# YOUR INSTRUCTIONS:
Nothing belongs in the answer except the lines of the material that include "value".

# INFORMATION GIVEN:
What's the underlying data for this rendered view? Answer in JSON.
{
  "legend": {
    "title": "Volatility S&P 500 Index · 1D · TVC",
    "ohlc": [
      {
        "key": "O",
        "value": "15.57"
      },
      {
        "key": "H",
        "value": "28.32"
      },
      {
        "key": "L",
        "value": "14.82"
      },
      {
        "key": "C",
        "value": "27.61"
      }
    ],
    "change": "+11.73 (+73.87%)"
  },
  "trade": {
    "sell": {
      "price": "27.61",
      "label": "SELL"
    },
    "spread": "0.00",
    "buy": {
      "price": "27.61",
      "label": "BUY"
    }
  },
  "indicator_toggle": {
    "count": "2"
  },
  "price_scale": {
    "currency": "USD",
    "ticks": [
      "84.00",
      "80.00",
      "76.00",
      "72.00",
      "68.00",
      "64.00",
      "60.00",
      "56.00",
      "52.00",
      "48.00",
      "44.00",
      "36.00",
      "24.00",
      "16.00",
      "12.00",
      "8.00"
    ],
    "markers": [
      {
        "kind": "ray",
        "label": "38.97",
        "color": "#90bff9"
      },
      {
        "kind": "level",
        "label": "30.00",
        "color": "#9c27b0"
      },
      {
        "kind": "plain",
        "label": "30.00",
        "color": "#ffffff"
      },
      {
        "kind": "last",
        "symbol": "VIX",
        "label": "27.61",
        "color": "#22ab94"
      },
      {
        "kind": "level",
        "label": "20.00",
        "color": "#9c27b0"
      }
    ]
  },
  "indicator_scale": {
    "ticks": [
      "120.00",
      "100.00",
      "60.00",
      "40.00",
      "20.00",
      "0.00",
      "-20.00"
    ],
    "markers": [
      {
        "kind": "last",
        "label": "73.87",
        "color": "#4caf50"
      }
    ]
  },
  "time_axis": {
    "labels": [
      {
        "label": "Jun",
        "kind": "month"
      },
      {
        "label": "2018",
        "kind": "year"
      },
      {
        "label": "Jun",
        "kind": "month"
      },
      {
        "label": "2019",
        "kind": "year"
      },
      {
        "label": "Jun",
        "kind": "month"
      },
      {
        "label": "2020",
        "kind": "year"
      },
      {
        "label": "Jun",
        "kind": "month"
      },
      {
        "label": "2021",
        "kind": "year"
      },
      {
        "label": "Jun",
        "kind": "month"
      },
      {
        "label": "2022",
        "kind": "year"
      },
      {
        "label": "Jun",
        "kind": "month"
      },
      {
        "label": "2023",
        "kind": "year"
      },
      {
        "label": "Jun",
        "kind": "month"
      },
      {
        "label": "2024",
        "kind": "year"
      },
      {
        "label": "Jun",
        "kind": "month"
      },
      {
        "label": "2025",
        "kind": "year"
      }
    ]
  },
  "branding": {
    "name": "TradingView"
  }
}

# ANSWER TO THE PROBLEM:
        "value": "15.57"
        "value": "28.32"
        "value": "14.82"
        "value": "27.61"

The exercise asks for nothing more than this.